TASK TO COMPLETE
Please copy each line below that contains the string "Червишево".

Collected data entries
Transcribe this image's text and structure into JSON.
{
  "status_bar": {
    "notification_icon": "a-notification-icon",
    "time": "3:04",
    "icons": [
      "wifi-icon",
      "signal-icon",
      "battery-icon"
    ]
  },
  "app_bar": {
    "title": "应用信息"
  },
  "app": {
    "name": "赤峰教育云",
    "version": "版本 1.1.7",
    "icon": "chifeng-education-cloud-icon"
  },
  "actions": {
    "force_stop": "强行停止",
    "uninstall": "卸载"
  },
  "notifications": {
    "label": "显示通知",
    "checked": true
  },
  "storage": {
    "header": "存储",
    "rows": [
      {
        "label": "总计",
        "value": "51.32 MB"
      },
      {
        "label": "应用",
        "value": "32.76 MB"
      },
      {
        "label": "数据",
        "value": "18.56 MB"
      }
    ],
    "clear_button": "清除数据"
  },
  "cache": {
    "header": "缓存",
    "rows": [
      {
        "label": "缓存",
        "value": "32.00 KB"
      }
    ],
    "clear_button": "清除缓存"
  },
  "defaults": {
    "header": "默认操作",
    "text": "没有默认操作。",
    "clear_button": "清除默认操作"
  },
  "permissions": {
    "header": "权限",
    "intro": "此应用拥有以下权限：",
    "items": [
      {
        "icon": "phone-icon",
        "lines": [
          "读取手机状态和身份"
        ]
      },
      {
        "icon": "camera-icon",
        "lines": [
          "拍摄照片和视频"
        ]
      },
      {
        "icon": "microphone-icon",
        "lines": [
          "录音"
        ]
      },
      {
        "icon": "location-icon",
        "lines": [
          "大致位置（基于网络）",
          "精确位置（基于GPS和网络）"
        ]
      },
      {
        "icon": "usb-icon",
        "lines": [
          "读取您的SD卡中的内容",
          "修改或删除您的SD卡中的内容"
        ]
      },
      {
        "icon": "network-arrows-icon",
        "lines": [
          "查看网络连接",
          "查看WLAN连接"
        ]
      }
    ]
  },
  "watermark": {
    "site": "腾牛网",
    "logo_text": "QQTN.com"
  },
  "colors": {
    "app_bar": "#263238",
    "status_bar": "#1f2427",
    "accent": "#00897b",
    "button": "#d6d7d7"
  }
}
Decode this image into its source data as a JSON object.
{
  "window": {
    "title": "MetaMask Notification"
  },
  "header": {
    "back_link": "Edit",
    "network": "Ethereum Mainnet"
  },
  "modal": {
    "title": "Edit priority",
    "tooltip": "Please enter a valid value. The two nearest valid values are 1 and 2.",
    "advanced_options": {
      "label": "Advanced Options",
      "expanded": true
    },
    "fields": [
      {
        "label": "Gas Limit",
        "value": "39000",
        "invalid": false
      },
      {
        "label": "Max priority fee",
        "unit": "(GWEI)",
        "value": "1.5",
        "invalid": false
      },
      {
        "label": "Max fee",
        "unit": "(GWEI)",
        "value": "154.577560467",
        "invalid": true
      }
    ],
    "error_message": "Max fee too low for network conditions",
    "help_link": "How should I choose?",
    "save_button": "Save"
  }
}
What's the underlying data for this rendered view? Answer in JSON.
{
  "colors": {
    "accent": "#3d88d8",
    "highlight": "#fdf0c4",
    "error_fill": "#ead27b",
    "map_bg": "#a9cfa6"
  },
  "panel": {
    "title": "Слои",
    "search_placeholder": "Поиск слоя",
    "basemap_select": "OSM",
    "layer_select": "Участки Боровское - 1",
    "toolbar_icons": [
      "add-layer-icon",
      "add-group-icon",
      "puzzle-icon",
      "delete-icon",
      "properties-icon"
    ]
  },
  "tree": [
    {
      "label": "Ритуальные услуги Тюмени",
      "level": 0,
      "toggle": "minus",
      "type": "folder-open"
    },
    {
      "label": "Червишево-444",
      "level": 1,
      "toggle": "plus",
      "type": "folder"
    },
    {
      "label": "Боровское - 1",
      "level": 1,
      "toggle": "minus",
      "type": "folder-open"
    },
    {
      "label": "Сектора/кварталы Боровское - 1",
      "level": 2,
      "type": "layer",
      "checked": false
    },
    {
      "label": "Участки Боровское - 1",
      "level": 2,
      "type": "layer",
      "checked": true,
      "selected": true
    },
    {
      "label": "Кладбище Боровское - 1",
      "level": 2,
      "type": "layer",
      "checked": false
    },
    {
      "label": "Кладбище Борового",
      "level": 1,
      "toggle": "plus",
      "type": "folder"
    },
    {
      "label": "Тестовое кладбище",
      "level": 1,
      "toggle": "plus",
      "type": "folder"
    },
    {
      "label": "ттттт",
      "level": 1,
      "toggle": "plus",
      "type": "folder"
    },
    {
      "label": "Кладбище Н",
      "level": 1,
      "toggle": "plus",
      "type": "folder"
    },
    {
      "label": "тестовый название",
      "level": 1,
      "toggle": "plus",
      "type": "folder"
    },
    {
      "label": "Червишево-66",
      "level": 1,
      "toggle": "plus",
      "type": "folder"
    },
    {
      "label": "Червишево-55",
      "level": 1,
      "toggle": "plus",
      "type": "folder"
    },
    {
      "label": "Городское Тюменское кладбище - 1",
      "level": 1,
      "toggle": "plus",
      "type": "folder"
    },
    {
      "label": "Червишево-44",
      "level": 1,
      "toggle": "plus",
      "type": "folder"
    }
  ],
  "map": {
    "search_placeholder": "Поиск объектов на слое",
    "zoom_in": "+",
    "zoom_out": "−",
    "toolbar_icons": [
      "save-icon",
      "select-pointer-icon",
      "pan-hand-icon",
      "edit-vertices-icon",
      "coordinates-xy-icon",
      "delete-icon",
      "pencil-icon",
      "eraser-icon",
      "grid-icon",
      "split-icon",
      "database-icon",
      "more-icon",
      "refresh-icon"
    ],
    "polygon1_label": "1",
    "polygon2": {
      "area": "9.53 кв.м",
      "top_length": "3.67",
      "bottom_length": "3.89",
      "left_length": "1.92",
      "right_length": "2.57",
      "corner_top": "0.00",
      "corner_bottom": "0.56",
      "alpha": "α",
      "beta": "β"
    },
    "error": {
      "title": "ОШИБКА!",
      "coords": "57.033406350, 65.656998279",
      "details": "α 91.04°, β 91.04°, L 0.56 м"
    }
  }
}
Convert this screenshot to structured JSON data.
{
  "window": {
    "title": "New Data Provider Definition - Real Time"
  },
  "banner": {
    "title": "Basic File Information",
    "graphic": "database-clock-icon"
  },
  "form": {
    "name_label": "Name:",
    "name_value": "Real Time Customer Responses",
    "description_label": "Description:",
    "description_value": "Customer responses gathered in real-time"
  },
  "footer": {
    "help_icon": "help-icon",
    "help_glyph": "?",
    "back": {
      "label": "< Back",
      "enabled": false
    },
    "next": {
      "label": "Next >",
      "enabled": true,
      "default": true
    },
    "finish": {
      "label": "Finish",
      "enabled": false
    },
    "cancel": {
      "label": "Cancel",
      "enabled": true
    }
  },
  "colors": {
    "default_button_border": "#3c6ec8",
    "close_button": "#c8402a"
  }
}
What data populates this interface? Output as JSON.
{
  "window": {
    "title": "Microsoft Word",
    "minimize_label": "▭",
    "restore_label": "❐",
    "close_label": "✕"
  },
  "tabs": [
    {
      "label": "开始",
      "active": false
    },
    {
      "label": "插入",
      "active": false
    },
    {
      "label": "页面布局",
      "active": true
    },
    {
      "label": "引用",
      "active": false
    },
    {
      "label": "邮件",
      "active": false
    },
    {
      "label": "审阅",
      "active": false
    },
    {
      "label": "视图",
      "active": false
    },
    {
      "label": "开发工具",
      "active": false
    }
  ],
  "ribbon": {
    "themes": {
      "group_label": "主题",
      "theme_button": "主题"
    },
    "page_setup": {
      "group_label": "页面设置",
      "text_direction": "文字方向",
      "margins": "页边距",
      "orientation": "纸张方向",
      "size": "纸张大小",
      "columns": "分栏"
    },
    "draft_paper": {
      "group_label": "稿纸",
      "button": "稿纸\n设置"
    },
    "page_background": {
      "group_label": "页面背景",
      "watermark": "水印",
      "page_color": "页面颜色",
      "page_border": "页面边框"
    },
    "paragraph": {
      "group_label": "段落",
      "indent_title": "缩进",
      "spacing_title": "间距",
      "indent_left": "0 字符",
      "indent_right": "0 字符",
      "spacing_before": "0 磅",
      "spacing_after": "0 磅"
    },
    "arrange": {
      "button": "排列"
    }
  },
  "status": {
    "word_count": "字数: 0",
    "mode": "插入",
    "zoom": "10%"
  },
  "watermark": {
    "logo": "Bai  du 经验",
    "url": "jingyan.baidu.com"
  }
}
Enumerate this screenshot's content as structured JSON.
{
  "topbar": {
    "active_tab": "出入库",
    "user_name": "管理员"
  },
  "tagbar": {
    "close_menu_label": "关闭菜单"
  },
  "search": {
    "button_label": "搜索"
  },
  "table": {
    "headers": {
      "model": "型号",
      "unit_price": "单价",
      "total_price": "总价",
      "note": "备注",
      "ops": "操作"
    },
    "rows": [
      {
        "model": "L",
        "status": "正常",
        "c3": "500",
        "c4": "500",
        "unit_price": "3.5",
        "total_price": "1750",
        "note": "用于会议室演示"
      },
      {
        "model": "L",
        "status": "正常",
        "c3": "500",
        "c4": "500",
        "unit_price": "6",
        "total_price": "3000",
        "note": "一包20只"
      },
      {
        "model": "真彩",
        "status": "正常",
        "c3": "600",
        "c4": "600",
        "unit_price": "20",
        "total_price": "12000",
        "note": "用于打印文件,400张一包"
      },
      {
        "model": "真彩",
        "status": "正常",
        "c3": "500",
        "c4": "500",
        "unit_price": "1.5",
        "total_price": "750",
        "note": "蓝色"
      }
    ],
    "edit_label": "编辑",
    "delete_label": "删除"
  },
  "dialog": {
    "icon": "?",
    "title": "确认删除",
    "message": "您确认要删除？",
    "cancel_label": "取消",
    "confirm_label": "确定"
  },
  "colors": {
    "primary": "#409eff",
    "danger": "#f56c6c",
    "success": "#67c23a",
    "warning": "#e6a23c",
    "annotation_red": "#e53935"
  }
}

RESPONSE TO THE EXERCISE
      "label": "Червишево-444",
      "label": "Червишево-66",
      "label": "Червишево-55",
      "label": "Червишево-44",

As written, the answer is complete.